*** Supplied data ***
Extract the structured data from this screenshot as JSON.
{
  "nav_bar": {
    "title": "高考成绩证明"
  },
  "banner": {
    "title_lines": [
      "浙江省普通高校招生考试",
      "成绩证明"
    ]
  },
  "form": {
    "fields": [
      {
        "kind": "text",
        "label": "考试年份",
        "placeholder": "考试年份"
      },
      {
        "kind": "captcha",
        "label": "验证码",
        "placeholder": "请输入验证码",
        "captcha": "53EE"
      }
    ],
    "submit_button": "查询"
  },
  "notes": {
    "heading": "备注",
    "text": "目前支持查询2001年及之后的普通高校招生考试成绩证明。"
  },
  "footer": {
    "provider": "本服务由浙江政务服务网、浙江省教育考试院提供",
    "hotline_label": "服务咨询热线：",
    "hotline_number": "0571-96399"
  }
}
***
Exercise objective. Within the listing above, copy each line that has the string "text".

Task response.
        "kind": "text",
    "text": "目前支持查询2001年及之后的普通高校招生考试成绩证明。"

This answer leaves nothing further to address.